I hope your weekend was sugar-filled and not nearly as cold as it was here in Chicago. Winter arrived on Halloween night with freezing rain and 35 mph winds. I salute the trick-or-treaters who made it out.
But luckily there was cake. We had cake for breakfast, cake as a snack, and cake for dessert and that made the colder weather just a little more bearable. Right around this time of year is when I start warming up to pumpkin spice everything. October is for fresh pumpkin and squash in all sorts of savory creations. Why use the packaged goods when all that seasonal produce is just becoming available? It’s not until November that I begin making use of the pumpkin puree, doctored up with all those warming winter spices. It’s the comfort food parallel to flannel shirts and wool scarfs and just feels right.
This cake is loaded with pumpkin spice flavor. Almost a whole can of pumpkin puree is added, reducing the amount of butter used in the recipe and creating a cake that is gooey and soft. Studded with walnuts and dates, I’ve named it a “tea cake” because in my mind that is the perfect way for it to be served, along side a hot cup of tea on a cold afternoon. The crumb texture is tender but not quite as dense as a quick bread. The cake is lightly sweetened and I think perfect as a snack or for breakfast rather than dessert. If glazed I imagine it could be elevated to a delicious dessert finale to a fall themed dinner. (An apple cider glaze comes to mind.)
I based this recipe off the persimmon spice cake in a recent cookbook addition: Huckleberry by Zoe Nathan. As mentioned before, I’ve been a little cookbook obsessed and have been adding new volumes faster than I can read them, let alone cook from them. While persimmons (a fruit most common in Japan, sweet and resembling a small orange tomato) would have been lovely, I couldn’t find the Hachiya persimmons called for and pumpkin seemed like a decent substitute. I was tempted to increase the sugar from the original recipe but in the end decided not to as it could change the texture. In the end, this cake was exactly what I was looking for and I was so happy with the results I knew I had to share the recipe.
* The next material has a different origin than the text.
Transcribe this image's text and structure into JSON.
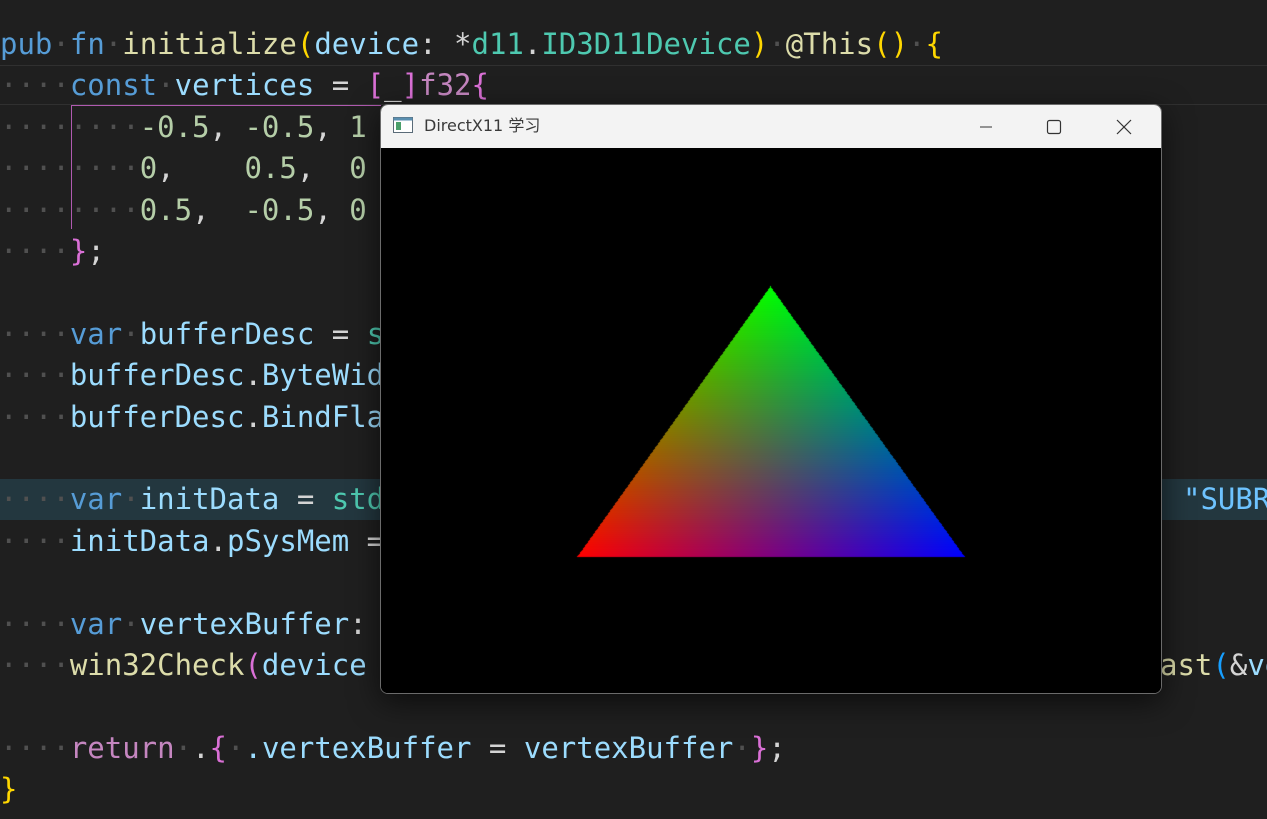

This cake comes together pretty quickly and keeps well for 3-4 days if tightly wrapped.
Pumpkin Spice Tea Cake
1 1/2 cups (360 grams) pumpkin puree
juice from 1/2 of one lemon
2 teaspoons baking soda
1 1/2 cups (190 grams) all-purpose flour
2 teaspoons baking powder
1 teaspoon cinnamon
1/4 teaspoon nutmeg
1/4 teaspoon ginger
1/4 teaspoon cloves (I was out and substituted all spice, either is fine)
1/2 cup (110 grams) unsalted butter, cubed, at room temperature
1 cup (220 grams) brown sugar
3/4 teaspoon salt
1 cup (120 grams) walnuts, toasted and chopped
1 cup (150 grams) dried figs or dates, chopped (original recipe called for dates, I could only find figs at Trader Joe’s)
2 tablespoons granulated sugar
Special Equipment Needed: Stand mixer with whisk attachment
Preheat the oven to 350 deg F. Butter and flour a 9 inch or 10 inch cake pan. The cake can be lined with parchment paper as well but I skipped this step. (I almost always do and never have a problem)
Stir together pumpkin puree, lemon juice and baking powder. Set aside. In a separate bowl, stir together flour, baking powder and the spices. Set aside as well.
In the bowl of a stand mixer fitted with a whisk attachment cream the butter, sugar and salt until light and fluffy, about 2 minutes, on medium high speed. This is an important step to ensure the final texture of the cake so do not skimp! Next stir in the pumpkin puree mixture and then the egg mixing until incorporated. Finally add the flour, pausing to scrap down the sides of the bowl as needed, until just incorporated. DO NOT OVERMIX! Since we’re using a lower percentage of butter in this recipe it’s very easy to create a tough texture/crumb if the batter is over mixed.
Scoop the batter into the prepared cake pan. Spread with the back of a spoon to make as even as possible. Sprinkle with granulated sugar and bake for 40-45 minutes until a cake tester comes out clean.
Let cool for 15 minutes and then carefully transfer to a plate. Be extra careful with this step, using two plates to flip the cake out and then onto it’s serving platter. I was careless and my cake ended up with a crack in the top. Luckily it was just Matt and I digging in so it didn’t bother us too much but would have been a bummer if I was planning on serving it.